───── EXTRACTED ENTRIES

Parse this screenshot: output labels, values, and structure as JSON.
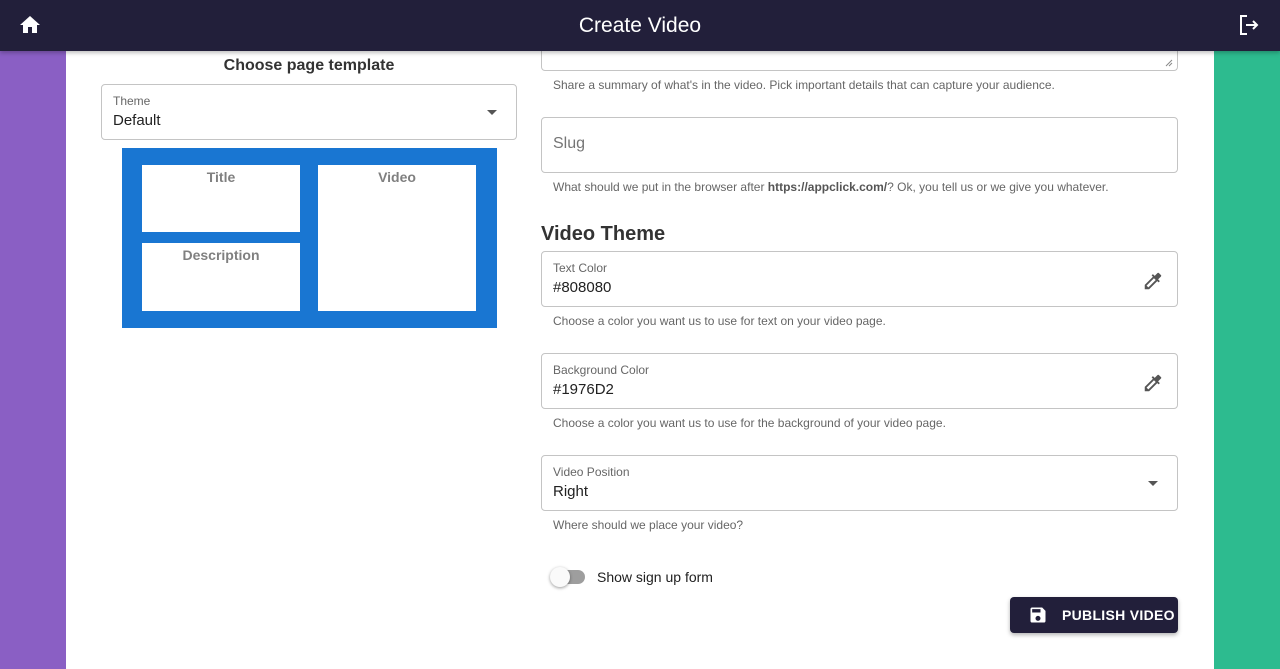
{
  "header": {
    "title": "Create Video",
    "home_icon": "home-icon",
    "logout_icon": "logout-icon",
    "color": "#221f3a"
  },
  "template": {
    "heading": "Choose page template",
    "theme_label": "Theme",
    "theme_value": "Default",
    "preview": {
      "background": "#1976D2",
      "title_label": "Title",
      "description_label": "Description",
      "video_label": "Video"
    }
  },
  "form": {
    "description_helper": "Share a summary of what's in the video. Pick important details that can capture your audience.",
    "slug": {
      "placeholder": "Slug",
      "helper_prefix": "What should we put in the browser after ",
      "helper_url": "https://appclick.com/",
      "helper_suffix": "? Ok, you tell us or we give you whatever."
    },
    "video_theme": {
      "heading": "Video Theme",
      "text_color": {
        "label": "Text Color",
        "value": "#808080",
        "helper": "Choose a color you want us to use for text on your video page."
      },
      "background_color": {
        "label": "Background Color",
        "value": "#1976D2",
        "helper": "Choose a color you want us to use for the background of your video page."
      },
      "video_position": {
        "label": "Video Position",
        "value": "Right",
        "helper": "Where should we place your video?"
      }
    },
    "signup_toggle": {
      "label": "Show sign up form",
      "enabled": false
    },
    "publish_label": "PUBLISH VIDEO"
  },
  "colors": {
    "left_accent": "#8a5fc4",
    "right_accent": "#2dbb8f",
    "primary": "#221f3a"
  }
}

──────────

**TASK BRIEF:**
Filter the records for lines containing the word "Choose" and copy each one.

**TASK RESULT:**
    "heading": "Choose page template",
        "helper": "Choose a color you want us to use for text on your video page."
        "helper": "Choose a color you want us to use for the background of your video page."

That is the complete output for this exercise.